The most common matters and deficiencies I see in a peer review are:
The firm did not have a policy related to monitoring and inspections or they had a policy but they weren’t following it (No documentation of any inspections performed)
Not establishing appropriate engagement quality control review criteria (EQCR)
Not having a policy to ensure staff had adequate CPE. Insufficient CPE hours in Yellow Book and ERISA.
Having a policy that states the firm uses a particular third party practice aid (such as PPC) and then only using some of it which causes key audit and review items to be missed.
Related to FASB, SSARS, and the clarified auditing standards
- Auditors’ report did not conform to the new clarified standards. (This is automatically a deficiency and results in a Pass With Deficiency rating pursuant to AICPA peer review standards. Currently there are no exceptions to this)
- No disclosure of tax years that remain subject to examination by major tax jurisdictions
- No disclosure of the date through which subsequent events were evaluated
- Failure to implement SSARS 19 (e.g. no current engagement letters could be located and report changes have not been made or incorrectly made)
- Engagement letters or reports contain references to financial statements being prepared
- Failure to include a title on the accountant’s report (compilation, review and audit)
- The financial statement titles do not match those identified in the accountant’s report
- Failure to appropriately document planning procedures, including risk assessment, planning analytics, the auditor’s understanding of client internal control and IT environment.
- Representation letters that were dated incorrectly, did not cover the appropriate periods or were missing required representations
- In Reviewed financial statements, failure to document expectations and other analytical procedures.
- On A-133 (Single Audit) engagements, incorrect completion of the Schedule of Findings and Questioned Costs.
- On A-133 (Single Audit) engagements, not documenting or performing specific program and compliance risk in planning.
- On A-133 (Single Audit) engagements, incorrectly concluding that auditee is low-risk
- On A-133 (Single Audit) engagements failure to identify applicable compliance requirements and perform the testing
- Auditors’ report did not conform to the new clarified standards
- Insufficient procedures and documentation for reliance upon service organization reports in lieu of testing income allocations and investment options at the participant level
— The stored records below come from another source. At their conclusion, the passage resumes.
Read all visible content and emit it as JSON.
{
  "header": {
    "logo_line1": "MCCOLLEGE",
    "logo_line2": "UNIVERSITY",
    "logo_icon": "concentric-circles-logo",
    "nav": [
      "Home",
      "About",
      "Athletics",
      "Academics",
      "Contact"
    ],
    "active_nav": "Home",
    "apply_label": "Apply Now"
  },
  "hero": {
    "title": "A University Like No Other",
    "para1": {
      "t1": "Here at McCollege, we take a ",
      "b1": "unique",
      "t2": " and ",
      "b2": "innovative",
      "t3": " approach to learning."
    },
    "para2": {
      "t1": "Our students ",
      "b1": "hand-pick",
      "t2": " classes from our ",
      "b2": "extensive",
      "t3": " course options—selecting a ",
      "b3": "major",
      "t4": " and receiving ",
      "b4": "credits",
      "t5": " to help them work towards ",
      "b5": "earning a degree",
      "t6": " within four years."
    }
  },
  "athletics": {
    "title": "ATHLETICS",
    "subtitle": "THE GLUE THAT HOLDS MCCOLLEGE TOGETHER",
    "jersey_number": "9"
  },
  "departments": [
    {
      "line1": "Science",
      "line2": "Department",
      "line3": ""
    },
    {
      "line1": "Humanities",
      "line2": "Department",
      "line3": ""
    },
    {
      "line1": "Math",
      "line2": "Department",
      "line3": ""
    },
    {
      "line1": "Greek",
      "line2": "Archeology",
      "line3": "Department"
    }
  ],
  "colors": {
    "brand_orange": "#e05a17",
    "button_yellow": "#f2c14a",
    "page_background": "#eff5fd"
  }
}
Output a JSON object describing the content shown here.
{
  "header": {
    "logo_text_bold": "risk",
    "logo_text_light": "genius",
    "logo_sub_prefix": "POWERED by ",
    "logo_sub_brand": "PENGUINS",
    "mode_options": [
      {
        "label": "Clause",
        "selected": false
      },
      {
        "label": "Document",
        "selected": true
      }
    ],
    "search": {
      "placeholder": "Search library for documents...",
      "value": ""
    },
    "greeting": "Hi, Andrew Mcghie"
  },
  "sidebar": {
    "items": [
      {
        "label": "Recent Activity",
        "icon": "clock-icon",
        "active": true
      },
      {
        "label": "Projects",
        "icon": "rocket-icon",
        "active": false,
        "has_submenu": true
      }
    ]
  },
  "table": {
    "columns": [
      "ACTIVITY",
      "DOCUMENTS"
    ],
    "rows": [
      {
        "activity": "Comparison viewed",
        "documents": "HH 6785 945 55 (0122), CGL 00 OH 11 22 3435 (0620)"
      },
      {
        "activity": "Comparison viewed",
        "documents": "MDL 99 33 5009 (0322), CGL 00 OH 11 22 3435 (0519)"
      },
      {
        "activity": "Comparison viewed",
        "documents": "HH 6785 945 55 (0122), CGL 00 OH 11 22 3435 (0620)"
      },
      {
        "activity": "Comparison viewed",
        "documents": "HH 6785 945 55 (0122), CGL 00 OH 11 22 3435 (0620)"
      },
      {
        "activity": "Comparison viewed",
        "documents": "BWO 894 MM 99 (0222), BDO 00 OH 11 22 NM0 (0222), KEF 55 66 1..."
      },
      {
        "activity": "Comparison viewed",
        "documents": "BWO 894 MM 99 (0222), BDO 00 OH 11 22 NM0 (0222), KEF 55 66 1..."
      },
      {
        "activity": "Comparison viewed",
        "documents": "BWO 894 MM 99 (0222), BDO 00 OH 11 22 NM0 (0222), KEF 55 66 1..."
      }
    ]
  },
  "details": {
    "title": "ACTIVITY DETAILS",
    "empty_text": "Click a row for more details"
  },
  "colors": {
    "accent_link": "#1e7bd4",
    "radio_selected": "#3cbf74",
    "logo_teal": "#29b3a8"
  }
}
- Insufficient procedures and documentation related to benefit and claims payment testing and eligibility
- Failure to sufficiently perform and document reliance on SOC 1 reports
- Failure to sufficiently report on significant plan information
- Missing or insufficient fair value disclosures related to fair value hierarchy of investments, description of the levels, descriptions of the methods used and tabular presentation of amounts.
- Auditors’ report did not conform to the new clarified standards.
During our exit conference we will discuss additional methods that could help to keep your firm updated and reduce the risk that your firm will miss these items or future items. Contact me about your next peer review.